───── Data under study ─────
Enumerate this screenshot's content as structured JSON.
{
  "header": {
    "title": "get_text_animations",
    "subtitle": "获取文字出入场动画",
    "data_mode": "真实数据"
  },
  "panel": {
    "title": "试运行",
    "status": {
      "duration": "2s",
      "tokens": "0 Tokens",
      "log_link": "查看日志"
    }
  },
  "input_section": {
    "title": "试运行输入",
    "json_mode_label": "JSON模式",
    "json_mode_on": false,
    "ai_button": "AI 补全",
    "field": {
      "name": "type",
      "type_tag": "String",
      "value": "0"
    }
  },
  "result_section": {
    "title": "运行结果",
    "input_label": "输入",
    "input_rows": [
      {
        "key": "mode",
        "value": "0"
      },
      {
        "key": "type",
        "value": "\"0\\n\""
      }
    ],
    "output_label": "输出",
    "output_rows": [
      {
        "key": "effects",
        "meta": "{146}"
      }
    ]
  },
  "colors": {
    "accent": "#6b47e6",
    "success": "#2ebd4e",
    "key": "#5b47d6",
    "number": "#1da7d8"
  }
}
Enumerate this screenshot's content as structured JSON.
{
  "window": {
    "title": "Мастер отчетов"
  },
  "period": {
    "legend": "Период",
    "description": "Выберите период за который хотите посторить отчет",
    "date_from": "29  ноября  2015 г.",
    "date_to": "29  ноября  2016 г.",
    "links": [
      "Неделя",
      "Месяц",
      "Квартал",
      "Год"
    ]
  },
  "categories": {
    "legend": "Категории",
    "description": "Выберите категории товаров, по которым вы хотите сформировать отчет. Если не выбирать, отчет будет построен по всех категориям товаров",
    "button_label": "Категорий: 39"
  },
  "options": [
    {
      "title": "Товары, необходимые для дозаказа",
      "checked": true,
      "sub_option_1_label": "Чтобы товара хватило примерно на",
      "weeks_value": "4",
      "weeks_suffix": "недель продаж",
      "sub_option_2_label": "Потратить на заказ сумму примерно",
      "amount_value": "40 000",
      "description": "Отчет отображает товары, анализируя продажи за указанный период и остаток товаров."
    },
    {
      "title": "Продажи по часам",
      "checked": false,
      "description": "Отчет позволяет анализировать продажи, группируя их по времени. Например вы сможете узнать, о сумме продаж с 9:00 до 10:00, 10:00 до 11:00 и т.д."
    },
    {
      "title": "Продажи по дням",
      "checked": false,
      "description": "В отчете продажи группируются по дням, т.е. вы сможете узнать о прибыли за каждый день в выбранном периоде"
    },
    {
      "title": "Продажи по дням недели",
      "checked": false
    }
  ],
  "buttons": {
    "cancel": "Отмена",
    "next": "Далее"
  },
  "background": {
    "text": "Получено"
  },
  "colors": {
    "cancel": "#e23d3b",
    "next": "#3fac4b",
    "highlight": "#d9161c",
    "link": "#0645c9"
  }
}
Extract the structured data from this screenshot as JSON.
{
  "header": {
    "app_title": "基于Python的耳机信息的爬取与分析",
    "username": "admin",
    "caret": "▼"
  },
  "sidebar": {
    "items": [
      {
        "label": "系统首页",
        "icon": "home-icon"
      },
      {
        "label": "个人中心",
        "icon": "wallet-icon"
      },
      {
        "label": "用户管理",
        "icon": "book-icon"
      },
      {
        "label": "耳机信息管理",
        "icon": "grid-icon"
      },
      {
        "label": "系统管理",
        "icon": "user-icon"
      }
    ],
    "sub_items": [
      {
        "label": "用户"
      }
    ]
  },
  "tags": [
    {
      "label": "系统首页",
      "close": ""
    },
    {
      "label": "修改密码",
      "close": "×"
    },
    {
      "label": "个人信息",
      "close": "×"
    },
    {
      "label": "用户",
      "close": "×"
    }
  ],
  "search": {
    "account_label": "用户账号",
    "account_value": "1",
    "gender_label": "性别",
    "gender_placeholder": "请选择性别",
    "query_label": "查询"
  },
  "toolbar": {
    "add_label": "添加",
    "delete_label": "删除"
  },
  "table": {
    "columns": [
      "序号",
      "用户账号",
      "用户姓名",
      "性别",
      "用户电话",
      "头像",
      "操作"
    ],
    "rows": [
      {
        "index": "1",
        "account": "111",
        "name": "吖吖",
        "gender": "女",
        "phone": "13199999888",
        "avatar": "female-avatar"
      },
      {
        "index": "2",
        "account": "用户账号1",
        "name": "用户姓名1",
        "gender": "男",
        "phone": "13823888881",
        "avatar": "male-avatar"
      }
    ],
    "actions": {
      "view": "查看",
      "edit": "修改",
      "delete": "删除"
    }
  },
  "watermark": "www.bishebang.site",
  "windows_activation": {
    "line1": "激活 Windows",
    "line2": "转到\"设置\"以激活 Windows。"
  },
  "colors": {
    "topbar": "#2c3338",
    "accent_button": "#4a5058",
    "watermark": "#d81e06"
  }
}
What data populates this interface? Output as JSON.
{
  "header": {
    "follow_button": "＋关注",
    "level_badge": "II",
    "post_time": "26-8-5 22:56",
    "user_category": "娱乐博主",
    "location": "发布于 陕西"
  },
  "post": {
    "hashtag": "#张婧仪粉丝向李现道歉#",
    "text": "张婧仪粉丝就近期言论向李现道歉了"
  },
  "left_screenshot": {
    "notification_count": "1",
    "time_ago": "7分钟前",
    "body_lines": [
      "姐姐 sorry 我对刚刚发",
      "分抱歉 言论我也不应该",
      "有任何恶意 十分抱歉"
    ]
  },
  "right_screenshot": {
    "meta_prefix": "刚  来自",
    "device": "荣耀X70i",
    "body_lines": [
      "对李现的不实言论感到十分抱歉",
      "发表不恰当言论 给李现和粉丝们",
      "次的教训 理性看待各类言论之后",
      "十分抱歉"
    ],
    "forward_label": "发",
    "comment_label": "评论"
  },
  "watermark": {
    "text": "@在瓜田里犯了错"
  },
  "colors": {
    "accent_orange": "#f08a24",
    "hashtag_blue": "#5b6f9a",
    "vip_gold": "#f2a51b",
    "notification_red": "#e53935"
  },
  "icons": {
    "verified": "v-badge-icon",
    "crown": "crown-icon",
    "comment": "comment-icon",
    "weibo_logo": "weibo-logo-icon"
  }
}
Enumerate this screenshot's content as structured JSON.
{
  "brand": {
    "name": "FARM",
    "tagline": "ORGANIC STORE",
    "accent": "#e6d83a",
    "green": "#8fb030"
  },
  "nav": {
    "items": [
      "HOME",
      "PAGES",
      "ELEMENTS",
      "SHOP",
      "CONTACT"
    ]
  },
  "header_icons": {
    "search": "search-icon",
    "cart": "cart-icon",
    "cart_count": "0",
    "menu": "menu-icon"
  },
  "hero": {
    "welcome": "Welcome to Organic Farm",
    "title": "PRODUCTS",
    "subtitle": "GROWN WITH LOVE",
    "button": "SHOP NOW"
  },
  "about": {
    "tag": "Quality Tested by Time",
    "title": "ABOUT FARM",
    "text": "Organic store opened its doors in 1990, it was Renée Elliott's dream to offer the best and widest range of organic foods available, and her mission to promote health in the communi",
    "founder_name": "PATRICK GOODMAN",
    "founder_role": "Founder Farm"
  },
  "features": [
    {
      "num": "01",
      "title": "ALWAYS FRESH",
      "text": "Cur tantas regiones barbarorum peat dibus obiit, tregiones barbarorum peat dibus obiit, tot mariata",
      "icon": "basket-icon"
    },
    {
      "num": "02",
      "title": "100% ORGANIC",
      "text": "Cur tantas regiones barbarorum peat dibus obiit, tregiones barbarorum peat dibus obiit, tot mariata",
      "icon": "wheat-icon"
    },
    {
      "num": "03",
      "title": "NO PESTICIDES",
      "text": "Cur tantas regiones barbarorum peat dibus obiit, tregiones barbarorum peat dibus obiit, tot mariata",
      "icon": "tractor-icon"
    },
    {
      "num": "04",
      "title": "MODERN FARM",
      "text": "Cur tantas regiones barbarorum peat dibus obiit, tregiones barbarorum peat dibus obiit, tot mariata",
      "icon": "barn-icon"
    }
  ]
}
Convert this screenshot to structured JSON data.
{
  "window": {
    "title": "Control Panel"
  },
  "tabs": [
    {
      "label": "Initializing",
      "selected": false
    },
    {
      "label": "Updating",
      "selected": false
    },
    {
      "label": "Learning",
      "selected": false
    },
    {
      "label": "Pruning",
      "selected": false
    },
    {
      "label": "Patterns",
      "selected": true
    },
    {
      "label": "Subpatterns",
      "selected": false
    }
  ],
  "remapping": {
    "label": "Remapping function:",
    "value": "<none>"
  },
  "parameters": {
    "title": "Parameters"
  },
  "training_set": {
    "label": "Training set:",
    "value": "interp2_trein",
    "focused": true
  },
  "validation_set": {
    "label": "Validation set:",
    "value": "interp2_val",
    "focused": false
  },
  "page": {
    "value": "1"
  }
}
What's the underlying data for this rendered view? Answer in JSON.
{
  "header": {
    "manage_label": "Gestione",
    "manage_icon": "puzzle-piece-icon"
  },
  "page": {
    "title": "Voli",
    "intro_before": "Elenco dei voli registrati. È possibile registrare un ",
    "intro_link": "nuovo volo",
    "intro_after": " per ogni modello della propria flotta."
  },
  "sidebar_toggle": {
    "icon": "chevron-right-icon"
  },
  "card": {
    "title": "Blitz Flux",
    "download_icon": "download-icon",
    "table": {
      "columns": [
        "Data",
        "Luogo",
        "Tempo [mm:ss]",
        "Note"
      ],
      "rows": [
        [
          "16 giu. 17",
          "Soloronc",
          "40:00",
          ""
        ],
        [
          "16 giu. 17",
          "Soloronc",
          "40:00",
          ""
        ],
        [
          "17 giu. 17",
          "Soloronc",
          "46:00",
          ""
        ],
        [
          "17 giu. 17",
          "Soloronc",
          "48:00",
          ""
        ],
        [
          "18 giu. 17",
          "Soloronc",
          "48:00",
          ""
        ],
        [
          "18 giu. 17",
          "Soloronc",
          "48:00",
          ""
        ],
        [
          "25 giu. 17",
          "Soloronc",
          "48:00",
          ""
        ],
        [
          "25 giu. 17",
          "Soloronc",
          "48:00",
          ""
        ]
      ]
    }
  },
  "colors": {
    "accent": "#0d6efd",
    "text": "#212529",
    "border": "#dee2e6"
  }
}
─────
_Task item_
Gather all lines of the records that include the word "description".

_Completed task_
    "description": "Выберите период за который хотите посторить отчет",
    "description": "Выберите категории товаров, по которым вы хотите сформировать отчет. Если не выбирать, отчет будет построен по всех категориям товаров",
      "description": "Отчет отображает товары, анализируя продажи за указанный период и остаток товаров."
      "description": "Отчет позволяет анализировать продажи, группируя их по времени. Например вы сможете узнать, о сумме продаж с 9:00 до 10:00, 10:00 до 11:00 и т.д."
      "description": "В отчете продажи группируются по дням, т.е. вы сможете узнать о прибыли за каждый день в выбранном периоде"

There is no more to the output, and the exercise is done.